#### [TASK REQUIREMENTS]
A verbatim copy of every record is required, and no pictures should be included.

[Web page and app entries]
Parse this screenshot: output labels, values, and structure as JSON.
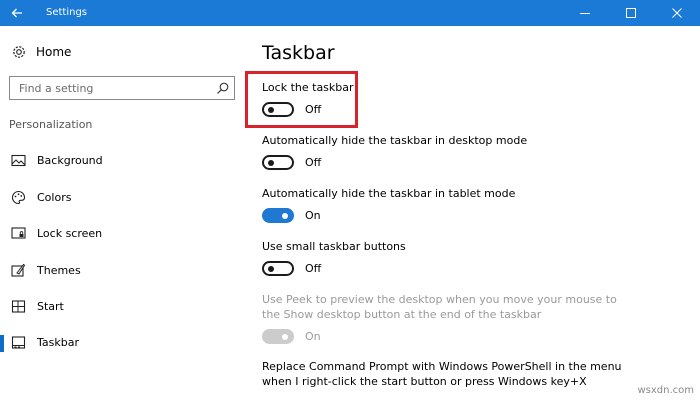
{
  "window": {
    "title": "Settings"
  },
  "sidebar": {
    "home_label": "Home",
    "search": {
      "placeholder": "Find a setting"
    },
    "section_label": "Personalization",
    "items": [
      {
        "label": "Background",
        "icon": "image-icon"
      },
      {
        "label": "Colors",
        "icon": "palette-icon"
      },
      {
        "label": "Lock screen",
        "icon": "lock-screen-icon"
      },
      {
        "label": "Themes",
        "icon": "themes-icon"
      },
      {
        "label": "Start",
        "icon": "start-icon"
      },
      {
        "label": "Taskbar",
        "icon": "taskbar-icon",
        "active": true
      }
    ]
  },
  "main": {
    "title": "Taskbar",
    "settings": [
      {
        "label": "Lock the taskbar",
        "state": "Off",
        "on": false,
        "enabled": true
      },
      {
        "label": "Automatically hide the taskbar in desktop mode",
        "state": "Off",
        "on": false,
        "enabled": true
      },
      {
        "label": "Automatically hide the taskbar in tablet mode",
        "state": "On",
        "on": true,
        "enabled": true
      },
      {
        "label": "Use small taskbar buttons",
        "state": "Off",
        "on": false,
        "enabled": true
      },
      {
        "label_line1": "Use Peek to preview the desktop when you move your mouse to",
        "label_line2": "the Show desktop button at the end of the taskbar",
        "state": "On",
        "on": true,
        "enabled": false
      },
      {
        "label_line1": "Replace Command Prompt with Windows PowerShell in the menu",
        "label_line2": "when I right-click the start button or press Windows key+X"
      }
    ]
  },
  "colors": {
    "accent": "#1a7ad6",
    "highlight": "#d9232c",
    "toggle_on": "#1f78d1"
  },
  "watermark": "wsxdn.com"
}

#### [SOLUTION FOR THIS PROBLEM]
Parse this screenshot: output labels, values, and structure as JSON.
{
  "window": {
    "title": "Settings"
  },
  "sidebar": {
    "home_label": "Home",
    "search": {
      "placeholder": "Find a setting"
    },
    "section_label": "Personalization",
    "items": [
      {
        "label": "Background",
        "icon": "image-icon"
      },
      {
        "label": "Colors",
        "icon": "palette-icon"
      },
      {
        "label": "Lock screen",
        "icon": "lock-screen-icon"
      },
      {
        "label": "Themes",
        "icon": "themes-icon"
      },
      {
        "label": "Start",
        "icon": "start-icon"
      },
      {
        "label": "Taskbar",
        "icon": "taskbar-icon",
        "active": true
      }
    ]
  },
  "main": {
    "title": "Taskbar",
    "settings": [
      {
        "label": "Lock the taskbar",
        "state": "Off",
        "on": false,
        "enabled": true
      },
      {
        "label": "Automatically hide the taskbar in desktop mode",
        "state": "Off",
        "on": false,
        "enabled": true
      },
      {
        "label": "Automatically hide the taskbar in tablet mode",
        "state": "On",
        "on": true,
        "enabled": true
      },
      {
        "label": "Use small taskbar buttons",
        "state": "Off",
        "on": false,
        "enabled": true
      },
      {
        "label_line1": "Use Peek to preview the desktop when you move your mouse to",
        "label_line2": "the Show desktop button at the end of the taskbar",
        "state": "On",
        "on": true,
        "enabled": false
      },
      {
        "label_line1": "Replace Command Prompt with Windows PowerShell in the menu",
        "label_line2": "when I right-click the start button or press Windows key+X"
      }
    ]
  },
  "colors": {
    "accent": "#1a7ad6",
    "highlight": "#d9232c",
    "toggle_on": "#1f78d1"
  },
  "watermark": "wsxdn.com"
}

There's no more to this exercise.